At lunch on 2 June Ministers examined the text of the Framework Decision on combating racism and xenophobia, of which the original proposal was presented by the Commission on 29 November 2001.
The Vice-President of the Commission, Mr Franco Frattini, presented three proposals to the Council, relating to the establishment of the second-generation Schengen Information System (SIS II), which will replace the current SIS.
SIS II will enable the new Member States to participate fully in the area without border controls between those States and the other EU Member States. It will also support the efforts of law-enforcement agencies to meet the major security challenges with which the European Union is nowadays confronted, and its legal framework will guarantee a high level of protection to those whose data is stored in the system.
OTHER ITEMS APPROVED
The Council adopted a Regulation enabling the authorities responsible for issuing registration certificates for vehicles to have access to the SIS (Schengen Information System) database, to help in the fight against vehicle-related crime (14238/04, 14238/04 ADD 1 and 8524/05).
This Regulation amends the provisions of the Schengen Convention which in 1990 set up the SIS, an electronic network between the Member States containing data on lost or stolen motor vehicles.
This Regulation is intended to supplement a Decision adopted by the Council in December 2004 on preventing vehicle crime, with the aim of establishing better cooperation within the EU.
According to the estimates quoted in the 2004 Decision, 1,2 million motor vehicles are stolen in the EU each year, of which 30 to 40% are stolen by organised crime, causing damages amounting to at least EUR 15 billion per year.
The Council approved:
The Council adopted a Regulation amending Regulation (EC) No 539/2001 by a qualified majority, with Poland and the Czech Republic voting against. The Regulation lists the third countries whose nationals must be in possession of visas when crossing the external borders of the Member States, and those whose nationals are exempt from that requirement as regards the reciprocity mechanism (6762/05 + 8985/1/05).
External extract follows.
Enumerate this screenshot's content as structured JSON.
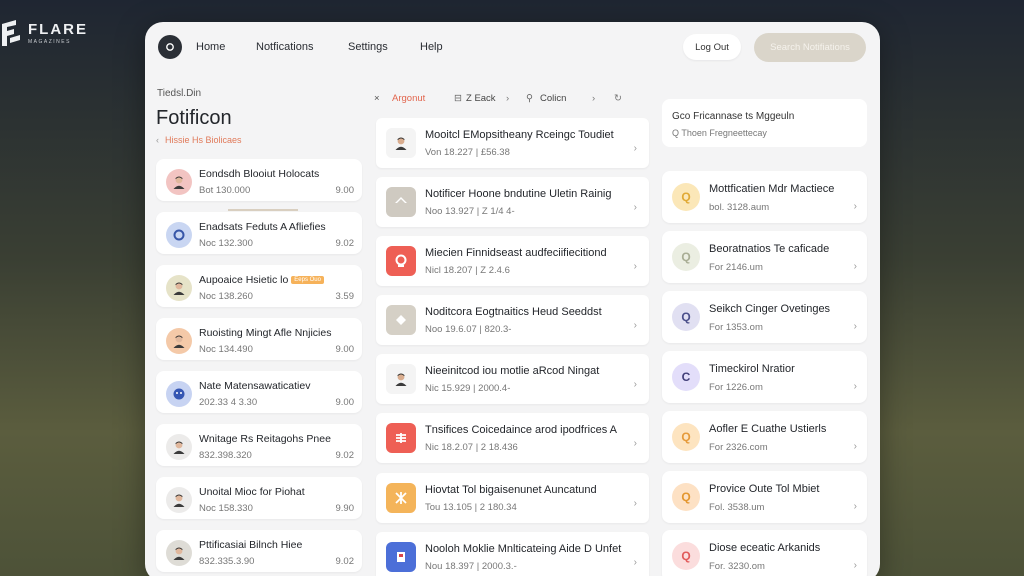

The mechanism provided for in Regulation No 539/2001 has proved unsuitable for dealing with situations of non-reciprocity in which a third country maintains or introduces a visa requirement for nationals from one or more Member States, so that the mechanism needs to be adapted to make it effective.
The list of third countries is unchanged from that in Regulation No 539/2001.
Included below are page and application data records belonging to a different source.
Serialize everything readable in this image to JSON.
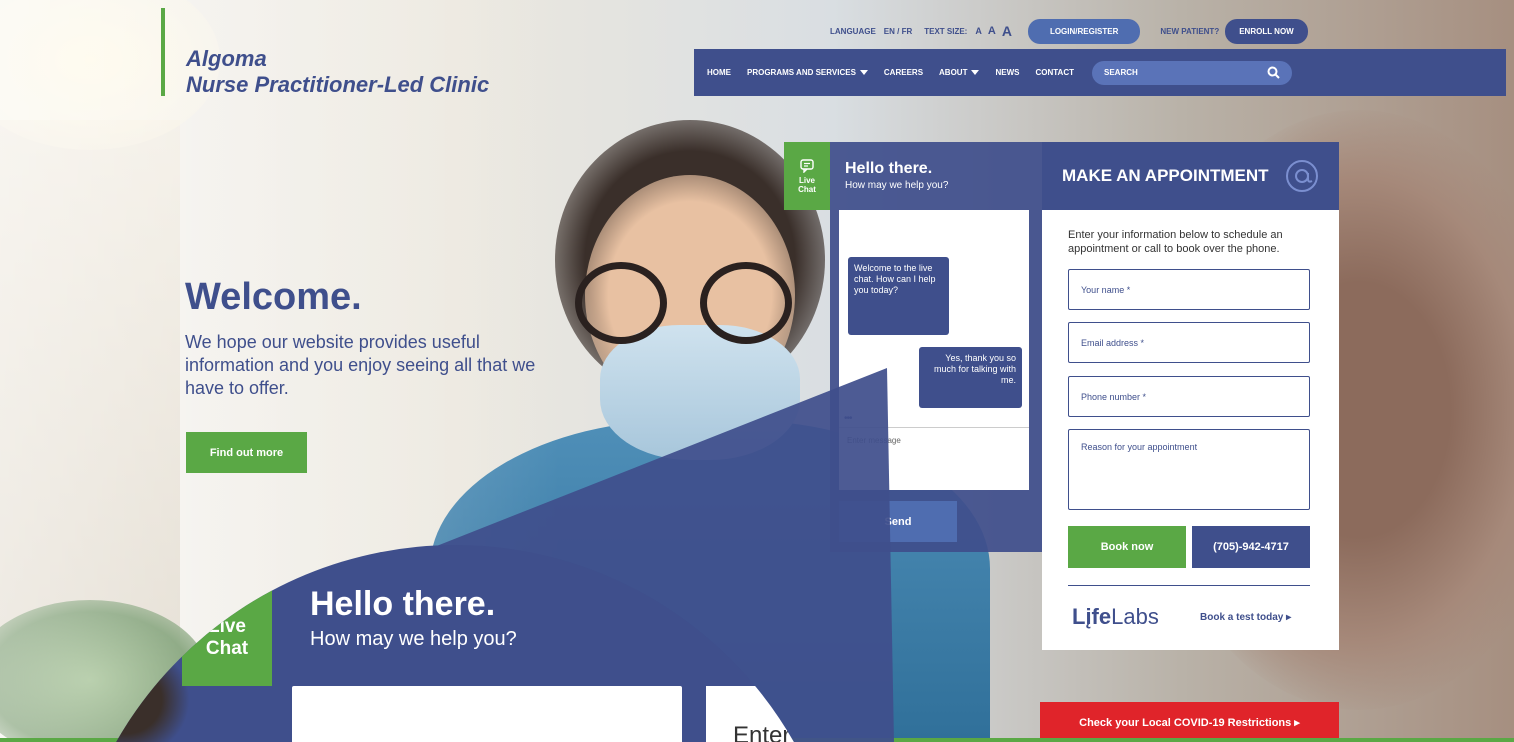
{
  "brand": {
    "line1": "Algoma",
    "line2": "Nurse Practitioner-Led Clinic"
  },
  "utility": {
    "language_label": "LANGUAGE",
    "language_value": "EN / FR",
    "text_size_label": "TEXT SIZE:",
    "text_size_small": "A",
    "text_size_medium": "A",
    "text_size_large": "A",
    "login": "LOGIN/REGISTER",
    "new_patient": "NEW PATIENT?",
    "enroll": "ENROLL NOW"
  },
  "nav": {
    "home": "HOME",
    "programs": "PROGRAMS AND SERVICES",
    "careers": "CAREERS",
    "about": "ABOUT",
    "news": "NEWS",
    "contact": "CONTACT",
    "search_placeholder": "SEARCH"
  },
  "welcome": {
    "title": "Welcome.",
    "text": "We hope our website provides useful information and you enjoy seeing all that we have to offer.",
    "button": "Find out more"
  },
  "chat": {
    "tab_line1": "Live",
    "tab_line2": "Chat",
    "title": "Hello there.",
    "subtitle": "How may we help you?",
    "msg_in": "Welcome to the live chat. How can I help you today?",
    "msg_out": "Yes, thank you so much for talking with me.",
    "typing": "•••",
    "input_placeholder": "Enter message",
    "send": "Send"
  },
  "appointment": {
    "title": "MAKE AN APPOINTMENT",
    "intro": "Enter your information below to schedule an appointment or call to book over the phone.",
    "name_placeholder": "Your name *",
    "email_placeholder": "Email address *",
    "phone_placeholder": "Phone number *",
    "reason_placeholder": "Reason for your appointment",
    "book": "Book now",
    "phone": "(705)-942-4717",
    "lifelabs_prefix": "Lįfe",
    "lifelabs_suffix": "Labs",
    "book_test": "Book a test today ▸"
  },
  "covid": "Check your Local COVID-19 Restrictions ▸",
  "zoom": {
    "tab_line1": "Live",
    "tab_line2": "Chat",
    "title": "Hello there.",
    "subtitle": "How may we help you?",
    "enter": "Enter"
  },
  "colors": {
    "navy": "#3f4f8c",
    "green": "#5aa845",
    "red": "#e0242a",
    "light_blue": "#4f6db0"
  }
}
The Council adopted an indicative timetable, organisational and procedural arrangements and a list of themes to be evaluated in the ten new Member States before SIS II becomes operational in 2007.
The Council also approved conclusions on follow-up to the Schengen evaluation of Spain and Italy.
The Council adopted Decisions approving the conclusion of Framework Agreements with Albania, Bosnia and Herzegovina, Croatia, and Serbia and Montenegro, as well as a Protocol with the former Yugoslav Republic of Macedonia on the general principles for the participation of these countries in Community programmes (5532/05).
 The Council accepted the three amendments passed by the European Parliament at second reading under the codecision procedure.